Sunday 17 March 2013

The Best Laid Plans

St Patrick's Day, so Beannachtai na Féile Pádraig to all our readers. Round these parts it is traditionally the day by which we should have our spuds planted, at least the Earlies. However our lovely burst of springlike weather is currently parked and we are getting the chilly North Westerlies instead. We have freezing fogs and white rime some mornings alternating with cold wet ones where the forecast carries wintry showers and other miseries not conducive to planting spuds. So the potatoes sit in their trays in the tígín chitting happily out of the frost. When we do get a few nice days I have a raised bed 'ridge' ready for them. They will do OK.

Also on hold because of the broken weather, is poly tunneling. I was out there today in the morning creating the door frame and finishing off the ground boards to which we will attach the plastic. We have decided for now to go with no door at the other end but we will pleat up the plastic sheeting at the end in such away that we can undo it and fit a door-frame if we decide one is necessary.

We are remembering last summer and it's single week of OK but not particularly hot weather in August and thinking that the ventilation from one door will be adequate on a tunnel only 20 feet long.
I don't mind working in light rain so even with the wind a bit raw I worked away till lunchtime but when the rain turned to sleet and snow I decided I was just being silly staying out there. I retreated indoors for a coffee, then the dog walk and then came in for good for homemade soup and to light the range.

 Held up too, but not by the weather, are the plans for the local conservation group's 'Plant a Million Trees in a Day' project. They have the trees, bare rooted and in cold store apparently, but their clearance to distribute them hit the buffers when Ireland suffered an attack of the 'new' fungal disease, Ash Die-Back (a fungus called Chalara fraxinea). This disease is making the Irish forestry industry very nervous as ash is an important crop here, not only because ash wood is used in making the hurley stick (camán) used in the traditional, fast, hair-raising sport, 'hurling'.

The Irish Government has therefore stomped down hard on anyone trying to move ash stocks around the country and as the Million Trees project was going to include the planting of a fair amount of ash saplings, the organisers have had to find suitable substitute species and get all their paperwork cleared again which has knocked them back a month. We are now planting on 27th April instead of 22/23 March. The tree will be OK, apparently as they are in cold store and this is normal in the industry, we are told. This is a bit of a pain as Liz will be out of the country, so I will be planting them all myself.

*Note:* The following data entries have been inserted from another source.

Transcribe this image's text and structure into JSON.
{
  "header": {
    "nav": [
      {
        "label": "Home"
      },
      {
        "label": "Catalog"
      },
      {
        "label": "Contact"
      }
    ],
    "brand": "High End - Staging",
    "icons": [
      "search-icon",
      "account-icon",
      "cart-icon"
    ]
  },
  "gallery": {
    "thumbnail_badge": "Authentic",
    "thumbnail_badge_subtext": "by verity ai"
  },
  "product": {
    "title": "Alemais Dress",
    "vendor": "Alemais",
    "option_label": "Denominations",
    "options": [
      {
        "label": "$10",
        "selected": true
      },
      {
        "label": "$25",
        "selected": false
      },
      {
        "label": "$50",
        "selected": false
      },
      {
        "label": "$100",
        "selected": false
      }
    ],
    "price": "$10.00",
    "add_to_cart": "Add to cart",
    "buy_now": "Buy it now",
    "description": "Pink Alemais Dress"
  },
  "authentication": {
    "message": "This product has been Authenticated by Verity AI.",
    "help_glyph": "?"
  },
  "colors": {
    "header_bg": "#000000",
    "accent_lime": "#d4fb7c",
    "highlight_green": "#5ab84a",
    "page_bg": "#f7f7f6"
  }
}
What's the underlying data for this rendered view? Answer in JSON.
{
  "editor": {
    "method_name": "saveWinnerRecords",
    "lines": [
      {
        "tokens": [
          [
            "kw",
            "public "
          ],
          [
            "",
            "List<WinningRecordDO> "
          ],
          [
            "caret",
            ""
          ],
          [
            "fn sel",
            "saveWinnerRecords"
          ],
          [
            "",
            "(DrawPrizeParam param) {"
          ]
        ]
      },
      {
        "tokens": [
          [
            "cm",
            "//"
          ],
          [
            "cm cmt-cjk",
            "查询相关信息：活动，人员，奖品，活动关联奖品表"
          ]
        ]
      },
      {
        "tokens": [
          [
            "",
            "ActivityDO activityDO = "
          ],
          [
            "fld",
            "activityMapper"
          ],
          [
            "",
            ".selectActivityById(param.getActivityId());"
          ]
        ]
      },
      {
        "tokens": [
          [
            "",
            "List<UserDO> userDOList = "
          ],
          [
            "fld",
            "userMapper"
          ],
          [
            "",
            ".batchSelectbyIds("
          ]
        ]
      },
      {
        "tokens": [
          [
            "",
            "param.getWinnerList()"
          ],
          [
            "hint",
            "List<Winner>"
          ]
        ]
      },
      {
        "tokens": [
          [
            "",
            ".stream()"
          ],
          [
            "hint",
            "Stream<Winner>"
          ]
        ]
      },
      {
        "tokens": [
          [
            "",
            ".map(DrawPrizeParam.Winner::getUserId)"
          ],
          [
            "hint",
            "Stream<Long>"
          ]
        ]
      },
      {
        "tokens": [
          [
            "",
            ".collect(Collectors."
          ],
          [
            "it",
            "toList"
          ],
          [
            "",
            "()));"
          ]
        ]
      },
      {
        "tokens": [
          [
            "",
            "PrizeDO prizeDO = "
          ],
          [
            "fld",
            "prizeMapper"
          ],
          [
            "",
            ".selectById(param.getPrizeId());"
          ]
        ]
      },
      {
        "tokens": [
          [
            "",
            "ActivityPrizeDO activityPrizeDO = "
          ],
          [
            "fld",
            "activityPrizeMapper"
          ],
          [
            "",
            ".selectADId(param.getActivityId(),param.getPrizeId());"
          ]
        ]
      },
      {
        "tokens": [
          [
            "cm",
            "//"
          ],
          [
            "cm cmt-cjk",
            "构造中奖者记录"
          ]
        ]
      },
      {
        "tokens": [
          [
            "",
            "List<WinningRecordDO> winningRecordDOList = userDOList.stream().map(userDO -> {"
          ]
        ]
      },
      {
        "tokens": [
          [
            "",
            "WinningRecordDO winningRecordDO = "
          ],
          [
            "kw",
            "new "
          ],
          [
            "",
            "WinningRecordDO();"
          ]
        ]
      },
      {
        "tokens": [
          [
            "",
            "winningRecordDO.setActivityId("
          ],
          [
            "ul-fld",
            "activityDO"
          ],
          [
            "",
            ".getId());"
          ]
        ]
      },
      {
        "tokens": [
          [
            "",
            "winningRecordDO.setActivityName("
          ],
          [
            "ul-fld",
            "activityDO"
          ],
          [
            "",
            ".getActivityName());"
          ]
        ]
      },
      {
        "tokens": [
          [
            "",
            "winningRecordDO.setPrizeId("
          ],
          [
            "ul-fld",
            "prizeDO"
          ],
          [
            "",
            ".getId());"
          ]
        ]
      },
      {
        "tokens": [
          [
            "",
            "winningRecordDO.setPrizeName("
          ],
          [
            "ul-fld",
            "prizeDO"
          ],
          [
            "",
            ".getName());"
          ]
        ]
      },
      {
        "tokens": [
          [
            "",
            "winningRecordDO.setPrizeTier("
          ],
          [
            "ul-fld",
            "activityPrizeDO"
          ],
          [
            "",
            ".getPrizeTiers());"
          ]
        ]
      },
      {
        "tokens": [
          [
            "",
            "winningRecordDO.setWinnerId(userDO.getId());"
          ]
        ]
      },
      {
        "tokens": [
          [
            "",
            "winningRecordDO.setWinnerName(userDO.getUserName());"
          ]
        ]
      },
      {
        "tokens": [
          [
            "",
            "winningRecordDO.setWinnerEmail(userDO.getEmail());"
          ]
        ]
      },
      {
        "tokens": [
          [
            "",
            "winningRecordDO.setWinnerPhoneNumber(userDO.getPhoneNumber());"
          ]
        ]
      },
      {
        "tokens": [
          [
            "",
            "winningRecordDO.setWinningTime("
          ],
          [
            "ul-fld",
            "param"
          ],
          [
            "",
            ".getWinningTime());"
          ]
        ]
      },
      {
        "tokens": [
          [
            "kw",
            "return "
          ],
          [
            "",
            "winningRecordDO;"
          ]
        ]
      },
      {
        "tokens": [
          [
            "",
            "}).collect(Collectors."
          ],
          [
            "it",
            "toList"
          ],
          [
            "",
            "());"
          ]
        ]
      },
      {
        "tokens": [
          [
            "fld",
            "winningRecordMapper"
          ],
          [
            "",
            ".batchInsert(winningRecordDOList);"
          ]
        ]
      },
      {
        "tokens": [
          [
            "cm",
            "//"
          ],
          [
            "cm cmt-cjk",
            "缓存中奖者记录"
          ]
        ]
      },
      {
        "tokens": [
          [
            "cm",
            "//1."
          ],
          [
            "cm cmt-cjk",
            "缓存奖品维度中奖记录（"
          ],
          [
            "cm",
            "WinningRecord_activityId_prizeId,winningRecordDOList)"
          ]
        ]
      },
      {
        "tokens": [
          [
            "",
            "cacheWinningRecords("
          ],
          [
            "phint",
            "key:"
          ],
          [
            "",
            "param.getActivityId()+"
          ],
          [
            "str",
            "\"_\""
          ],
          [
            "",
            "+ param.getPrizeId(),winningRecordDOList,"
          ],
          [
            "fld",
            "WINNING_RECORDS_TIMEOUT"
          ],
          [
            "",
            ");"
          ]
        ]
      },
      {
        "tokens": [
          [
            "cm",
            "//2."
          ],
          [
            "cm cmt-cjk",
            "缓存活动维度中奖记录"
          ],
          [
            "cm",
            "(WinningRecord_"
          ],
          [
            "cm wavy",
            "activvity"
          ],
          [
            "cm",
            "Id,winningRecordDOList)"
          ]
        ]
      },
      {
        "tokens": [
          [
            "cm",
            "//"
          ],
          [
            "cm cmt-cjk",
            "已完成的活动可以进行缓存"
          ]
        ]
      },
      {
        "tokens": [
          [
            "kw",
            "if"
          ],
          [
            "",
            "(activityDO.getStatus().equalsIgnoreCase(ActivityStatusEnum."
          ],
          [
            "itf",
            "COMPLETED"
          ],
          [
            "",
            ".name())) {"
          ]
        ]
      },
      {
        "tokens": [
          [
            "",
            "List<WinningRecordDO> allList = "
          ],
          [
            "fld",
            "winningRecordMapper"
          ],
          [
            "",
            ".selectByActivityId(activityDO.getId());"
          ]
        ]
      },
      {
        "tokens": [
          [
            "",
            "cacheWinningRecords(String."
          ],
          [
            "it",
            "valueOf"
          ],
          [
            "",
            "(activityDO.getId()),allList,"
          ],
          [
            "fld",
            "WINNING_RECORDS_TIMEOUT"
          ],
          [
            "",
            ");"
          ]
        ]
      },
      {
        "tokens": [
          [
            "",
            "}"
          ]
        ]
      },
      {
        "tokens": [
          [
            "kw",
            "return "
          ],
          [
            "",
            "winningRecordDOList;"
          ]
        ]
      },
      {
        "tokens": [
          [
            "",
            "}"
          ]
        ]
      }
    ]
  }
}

Never mind. When the sun shines it is still lovely and spring is creeping along. The geese, now very happy, healthy and settled here have started to explore beyond their old secure 'home land' of the orchard and pond garden. They are often now out on the front lawn, frequently come into the yard and have now started looking at the East Field. We have also seen some 'nuptial' activity so we suspect either one or both of the ladies may soon come into lay. The 4 hens are now regularly back up to 3 eggs a day and today we had a very thin-shelled (broken) egg in one of the boxes. This is sometimes a sign that  a hen is coming back into production so, if that is Broody Betty finally coming back on line, maybe we will get a 4-egg (100%) day.

Meanwhile it is St Patrick's Day so I have just been handed a Guinness by Liz, who is sipping on a chilled glass of Prosecco. We are having 'bacon and cabbage' with mashed potatoes and parsley sauce. The 'bacon'  is in the form of a gammon hock which is currently driving the cat(s) mad as they try to rob it from the kitchen, but Liz is more than a match for 2 moggies and the hock is being defended well so far.

Happy St Patrick's Day everyone.


Anne Wilson said...

Unless we have a worse summer than last year and that is hard to imagine, you will need a door the other end of the tunnel, the plants might survive in the heat, but a tunnel does get hot, but you wont!!!

mazylou said...

Matt, you have definitely assimilated. The cats on the rob is so Irish, I can't tell you how proud I am! Happy St Patrick's Day!